- Proof by intimidation : Trivial.
- Proof by seduction : Convince yourself that this is true !
- Proof by cumbersome notation : Best done with access to at least four alphabets and special symbols.
- Proof by wishful citation : The author cites the negation, converse, or generalization of a theorem from the literature to support his/her claim.
- Proof by reference to inaccessible literature : The author cites a simple corollary of a theorem to be found in a privately circulated memoir of the Slovenian Philological Society, 1883.
- Proof by importance : A large body of useful consequences all follow from the proposition in question.
- Proof by accumulated evidence : Long and diligent search has not revealed a counterexample.
- Proof by cosmology : The negation of the proposition is unimaginable or meaningless.
- Imagination is more important than knowledge. (A. EINSTEIN)
- Everything you can imagine is real. (P. PICASSO)
- The most beautiful thing we can experience is the mysterious.

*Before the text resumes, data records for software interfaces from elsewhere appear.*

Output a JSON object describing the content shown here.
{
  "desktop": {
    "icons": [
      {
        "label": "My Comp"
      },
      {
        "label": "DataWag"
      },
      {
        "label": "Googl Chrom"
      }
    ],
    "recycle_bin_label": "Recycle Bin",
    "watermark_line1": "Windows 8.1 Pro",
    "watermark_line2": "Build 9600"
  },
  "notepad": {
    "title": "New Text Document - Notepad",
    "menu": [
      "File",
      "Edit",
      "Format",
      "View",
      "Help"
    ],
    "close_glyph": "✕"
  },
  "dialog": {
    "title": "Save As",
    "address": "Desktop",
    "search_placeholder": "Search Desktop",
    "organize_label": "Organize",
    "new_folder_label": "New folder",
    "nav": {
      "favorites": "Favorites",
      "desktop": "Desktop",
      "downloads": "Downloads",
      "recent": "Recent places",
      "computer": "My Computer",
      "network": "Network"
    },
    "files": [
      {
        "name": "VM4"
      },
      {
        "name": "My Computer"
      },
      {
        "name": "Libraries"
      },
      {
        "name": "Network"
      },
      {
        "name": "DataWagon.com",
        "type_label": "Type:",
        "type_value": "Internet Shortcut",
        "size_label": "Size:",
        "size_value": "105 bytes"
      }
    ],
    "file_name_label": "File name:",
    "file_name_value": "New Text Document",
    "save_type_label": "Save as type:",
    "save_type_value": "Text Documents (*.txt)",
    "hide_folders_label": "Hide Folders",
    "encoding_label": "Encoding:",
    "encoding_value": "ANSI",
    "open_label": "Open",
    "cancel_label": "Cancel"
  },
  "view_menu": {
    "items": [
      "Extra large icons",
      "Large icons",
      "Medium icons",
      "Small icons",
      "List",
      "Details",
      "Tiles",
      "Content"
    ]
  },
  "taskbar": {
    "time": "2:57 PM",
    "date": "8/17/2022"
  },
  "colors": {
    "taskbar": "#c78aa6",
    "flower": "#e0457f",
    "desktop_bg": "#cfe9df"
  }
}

It is the source of all true art and science. (A. EINSTEIN)
- Besides language and music, mathematics is one of the primary manifestations of the free creative power of the human mind. (H. WEYL)
- The author of the Iliad is either Homer or, if not Homer, somebody else of the same name. (A. HUXLEY)
- Facts do not cease to exist because they are ignored. (A. HUXLEY)
- We are never deceived; we deceive ourselves. (J.W. von GOETHE)
- The trouble with the rat race is that even if you win, you're still a rat. (L. TOMLIN)
- The hardest thing of all is to find a black cat in a dark room, especially if there is no cat. (CONFUCIUS)
Some of my favourites
My favourite colour
My favourite fruit
My favourite "Golden Rule"
Whoever has the gold makes the rules.
My favourite writers/authors
Daniel C Dennett
My favourite composers
Wolfgang Amadeus Mozart
My favourite books (fiction)
Albert Camus : The Outsider
Kazuo Ishiguro : The Remains of the Day
My favourite books (non-fiction)
Daniel C Dennett : Darwin's Dangerous Idea
John Brockman (ed) : This Will Change Everything.
John Brockman (ed) : What Have You Changed Your Mind About ?
John brockman (ed) : What are You Optimistic About ?
John Brockman (ed) : What is Your Dangerous Idea ?
John Brockman (ed) : What We Believe but Cannot Prove
Richard Dawkins : The Selfish Gene
My favourite actors
(Sir) Anthony Hopkins
My favourite city
Last Modified: Tue, 17 Jan 2012 17:17:20 SAST